Sharing and Disclosure of Information JD Supra Collects

Except as otherwise described in this privacy statement, JD Supra will not disclose personal information to any third party unless we believe that disclosure is necessary to: (1) comply with applicable laws; (2) respond to governmental inquiries or requests; (3) comply with valid legal process; (4) protect the rights, privacy, safety or property of JD Supra, users of the Service, Website visitors or the public; (5) permit us to pursue available remedies or limit the damages that we may sustain; and (6) enforce our Terms & Conditions of Use.

In the event there is a change in the corporate structure of JD Supra such as, but not limited to, merger, consolidation, sale, liquidation or transfer of substantial assets, JD Supra may, in its sole discretion, transfer, sell or assign information collected on and through the Service to one or more affiliated or unaffiliated third parties.

Links to Other Websites

This Website and the Service may contain links to other websites. The operator of such other websites may collect information about you, including through cookies or other technologies. If you are using the Service through the Website and link to another site, you will leave the Website and this Policy will not apply to your use of and activity on those other sites. We encourage you to read the legal notices posted on those sites, including their privacy policies. We shall have no responsibility or liability for your visitation to, and the data collection and use practices of, such other sites. This Policy applies solely to the information collected in connection with your use of this Website and does not apply to any practices conducted offline or in connection with any other websites.

Changes in Our Privacy Policy

We reserve the right to change this Policy at any time. Please refer to the date at the top of this page to determine when this Policy was last revised. Any changes to our privacy policy will become effective upon posting of the revised policy on the Website. By continuing to use the Service or Website following such changes, you will be deemed to have agreed to such changes. If you do not agree with the terms of this Policy, as it may be amended from time to time, in whole or part, please do not continue using the Service or the Website.
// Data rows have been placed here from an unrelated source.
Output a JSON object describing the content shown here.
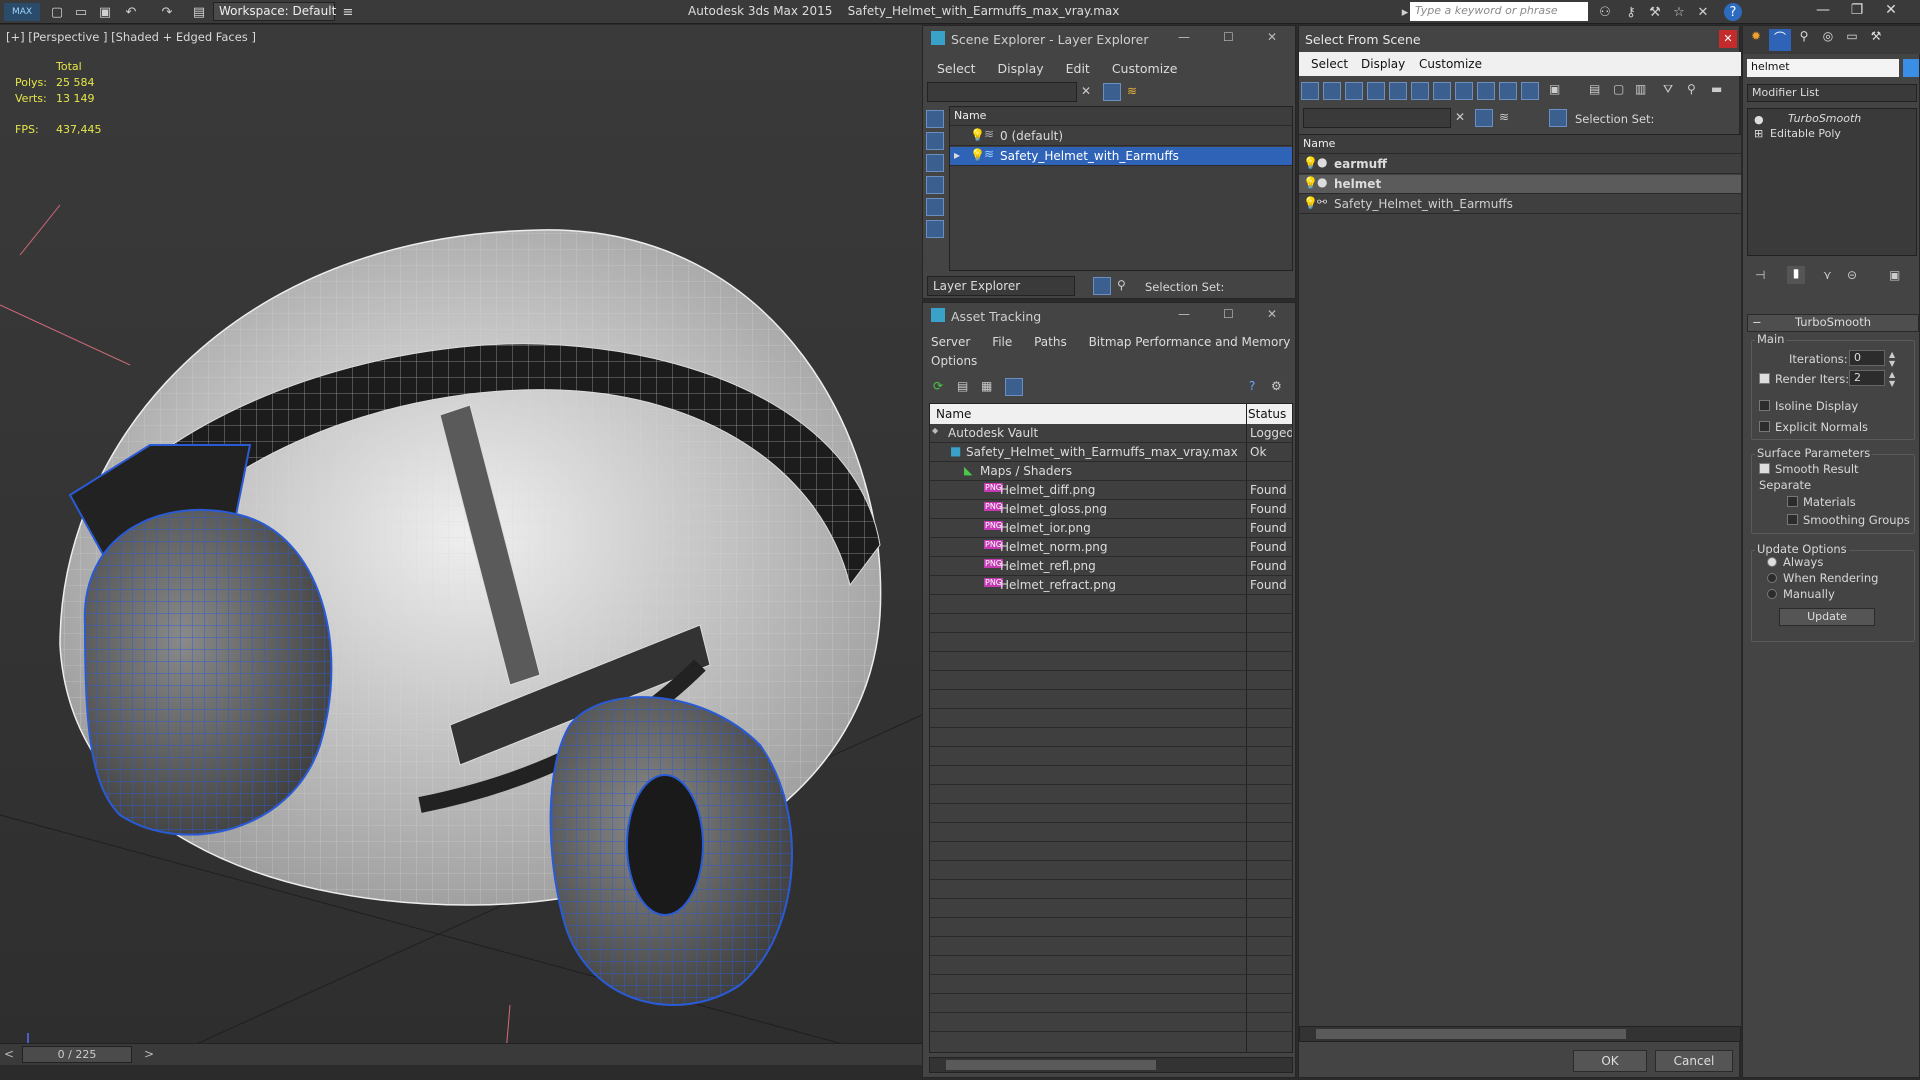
{
  "app": {
    "title": "Autodesk 3ds Max  2015",
    "file": "Safety_Helmet_with_Earmuffs_max_vray.max",
    "workspace": "Workspace: Default",
    "search_placeholder": "Type a keyword or phrase",
    "logo": "MAX"
  },
  "viewport": {
    "label": "[+] [Perspective ] [Shaded + Edged Faces ]",
    "stats": {
      "total_label": "Total",
      "polys_label": "Polys:",
      "polys": "25 584",
      "verts_label": "Verts:",
      "verts": "13 149",
      "fps_label": "FPS:",
      "fps": "437,445"
    },
    "timeline": "0 / 225"
  },
  "scene_explorer": {
    "title": "Scene Explorer - Layer Explorer",
    "menu": [
      "Select",
      "Display",
      "Edit",
      "Customize"
    ],
    "col_name": "Name",
    "rows": [
      "0 (default)",
      "Safety_Helmet_with_Earmuffs"
    ],
    "footer_dropdown": "Layer Explorer",
    "selection_set": "Selection Set:"
  },
  "asset_tracking": {
    "title": "Asset Tracking",
    "menu": [
      "Server",
      "File",
      "Paths",
      "Bitmap Performance and Memory",
      "Options"
    ],
    "col_name": "Name",
    "col_status": "Status",
    "rows": [
      {
        "name": "Autodesk Vault",
        "status": "Logged"
      },
      {
        "name": "Safety_Helmet_with_Earmuffs_max_vray.max",
        "status": "Ok"
      },
      {
        "name": "Maps / Shaders",
        "status": ""
      },
      {
        "name": "Helmet_diff.png",
        "status": "Found"
      },
      {
        "name": "Helmet_gloss.png",
        "status": "Found"
      },
      {
        "name": "Helmet_ior.png",
        "status": "Found"
      },
      {
        "name": "Helmet_norm.png",
        "status": "Found"
      },
      {
        "name": "Helmet_refl.png",
        "status": "Found"
      },
      {
        "name": "Helmet_refract.png",
        "status": "Found"
      }
    ],
    "png_tag": "PNG"
  },
  "select_scene": {
    "title": "Select From Scene",
    "menu": [
      "Select",
      "Display",
      "Customize"
    ],
    "selection_set": "Selection Set:",
    "col_name": "Name",
    "rows": [
      "earmuff",
      "helmet",
      "Safety_Helmet_with_Earmuffs"
    ],
    "ok": "OK",
    "cancel": "Cancel"
  },
  "modify": {
    "object_name": "helmet",
    "modifier_list": "Modifier List",
    "stack": [
      "TurboSmooth",
      "Editable Poly"
    ],
    "rollout": "TurboSmooth",
    "main": "Main",
    "iterations_label": "Iterations:",
    "iterations": "0",
    "render_iters_label": "Render Iters:",
    "render_iters": "2",
    "isoline": "Isoline Display",
    "explicit": "Explicit Normals",
    "surface": "Surface Parameters",
    "smooth_result": "Smooth Result",
    "separate": "Separate",
    "materials": "Materials",
    "smoothing_groups": "Smoothing Groups",
    "update_options": "Update Options",
    "always": "Always",
    "when_rendering": "When Rendering",
    "manually": "Manually",
    "update_btn": "Update"
  },
  "colors": {
    "selection": "#2f63b8",
    "stats": "#e6e64a",
    "wire_blue": "#2a5bd6"
  }
}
Contacting JD Supra

If you have any questions about this privacy statement, the practices of this site, your dealings with this Web site, or if you would like to change any of the information you have provided to us, please contact us at:

- hide
*With LinkedIn, you don't need to create a separate login to manage your free JD Supra account, and we can make suggestions based on your needs and interests. We will not post anything on LinkedIn in your name. Or, sign up using your email address.